Hearing Center Blog

What We Know About Hearing Loss and Alzheimer’s

It’s the brain that controls hearing, but it needs good signals from the ears. With this said, aging adults with mild, moderate and severe hearing loss are more at risk to develop Alzheimer's disease and dementia. According to recent studies, scientific proof even puts hearing loss and the dementia connection above other factors such as diabetes, high blood pressure, age, sex and race.

Jane O'Connell, Aud, CCC-A, FAAA, has worked as an audiologist since 1988 and is currently working with patients at Midwest Ear, Nose and Throat Hearing Center. Throughout her career, she has encountered many patients who have had Alzheimer's or other forms of dementia in addition to their hearing loss.

And although the reason people with hearing loss are more likely to develop dementia is unknown, O'Connell says there have been some breakthroughs to uncovering the connection. "One thought is that the increased cognitive load that occurs from having to "de-code" words, which arrive in the brain with missing parts brought on by hearing loss, reduces the cognitive reserve or resiliency, placing them at higher risk for dementia.

Since Alzheimer's and dementia are not treatable conditions, this gives new hope for a better quality of life if hearing loss is detected. "Once a medically treatable condition has been ruled out, a hearing aid is often the best and only treatment for hearing loss" says O'Connell. "Hearing aids, of course, are not a treatment for Alzheimer's disease. The goal with hearing aids is to restore as much of the spectrum of hearing for conversational speech as possible."

Often times, patients are hesitant to receive hearing aids. In fact, O'Connell says that once hearing loss is diagnosed and hearing aids are recommended, most people wait an average of 7 years before actually getting them. "Having people come in and take the leap is the biggest obstacle," she adds.

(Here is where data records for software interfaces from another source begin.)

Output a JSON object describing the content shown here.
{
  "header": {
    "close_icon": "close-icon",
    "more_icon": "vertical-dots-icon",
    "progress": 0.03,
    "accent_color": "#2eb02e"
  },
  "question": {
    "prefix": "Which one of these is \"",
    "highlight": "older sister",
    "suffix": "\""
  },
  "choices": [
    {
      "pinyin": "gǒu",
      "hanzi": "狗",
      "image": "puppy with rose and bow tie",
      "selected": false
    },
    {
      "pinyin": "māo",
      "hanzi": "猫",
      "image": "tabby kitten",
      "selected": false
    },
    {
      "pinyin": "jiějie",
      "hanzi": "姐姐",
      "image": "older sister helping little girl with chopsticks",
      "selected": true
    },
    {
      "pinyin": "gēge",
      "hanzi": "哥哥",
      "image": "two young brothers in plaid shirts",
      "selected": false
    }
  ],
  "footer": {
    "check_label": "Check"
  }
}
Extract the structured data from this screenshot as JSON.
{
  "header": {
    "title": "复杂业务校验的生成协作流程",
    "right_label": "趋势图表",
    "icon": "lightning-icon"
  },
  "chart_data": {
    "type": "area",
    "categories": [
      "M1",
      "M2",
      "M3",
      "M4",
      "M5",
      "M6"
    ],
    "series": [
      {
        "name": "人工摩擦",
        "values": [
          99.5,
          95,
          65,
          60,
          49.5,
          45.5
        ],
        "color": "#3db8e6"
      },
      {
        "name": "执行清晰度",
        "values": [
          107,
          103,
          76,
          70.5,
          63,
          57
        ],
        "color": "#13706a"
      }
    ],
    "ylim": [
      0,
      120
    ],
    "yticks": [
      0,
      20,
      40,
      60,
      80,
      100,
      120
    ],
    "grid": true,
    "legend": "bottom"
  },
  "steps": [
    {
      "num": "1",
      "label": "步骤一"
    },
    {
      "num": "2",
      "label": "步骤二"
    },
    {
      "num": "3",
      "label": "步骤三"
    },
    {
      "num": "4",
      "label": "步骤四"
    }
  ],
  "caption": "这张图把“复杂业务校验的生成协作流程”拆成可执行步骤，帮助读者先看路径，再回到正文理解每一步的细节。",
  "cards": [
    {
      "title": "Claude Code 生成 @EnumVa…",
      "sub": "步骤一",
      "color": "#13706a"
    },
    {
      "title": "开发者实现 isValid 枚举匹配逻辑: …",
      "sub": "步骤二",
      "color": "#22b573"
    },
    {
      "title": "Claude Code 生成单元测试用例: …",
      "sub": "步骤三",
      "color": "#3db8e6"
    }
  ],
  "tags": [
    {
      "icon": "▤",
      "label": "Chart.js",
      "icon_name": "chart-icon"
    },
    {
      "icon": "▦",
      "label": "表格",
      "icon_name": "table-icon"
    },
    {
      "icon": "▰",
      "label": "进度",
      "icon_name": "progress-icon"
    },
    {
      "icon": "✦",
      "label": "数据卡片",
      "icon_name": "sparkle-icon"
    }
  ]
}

And it's not just about having an improved quality of life, it could also improve cognitive functions. "When hearing loss goes untreated, the brain uses resources it would otherwise be able to use for various tasks in its attempt to compensate for the missing speech cues," O'Connell adds. "This taps into the person's cognitive reserve. Hearing aids can reduce the load for the individual, freeing up some of the brain’s other resources for their usual purposes." Another idea is that hearing loss can increase the likelihood of social isolation, which is also a known risk factor for dementia.

Another form of treatment is education. "Providing good communication strategies to patients and family members is important when someone has hearing loss. Examples such as not trying to speak to someone from another room, using face-to-face communication and avoiding background noise are a just a few ways." She adds there are also hearing stimulation "exercises" that can be employed which can challenge one's listening skills. 

Hearing loss generally develops slowly, which makes it hard to recognize. O'Connell stresses that since getting proper treatment for hearing loss is now known to reduce the risk of dementia, getting a hearing evaluation in mid-life may preserve quality of life as we age.

By: Jennifer Dumke - Sioux Falls Woman Magazine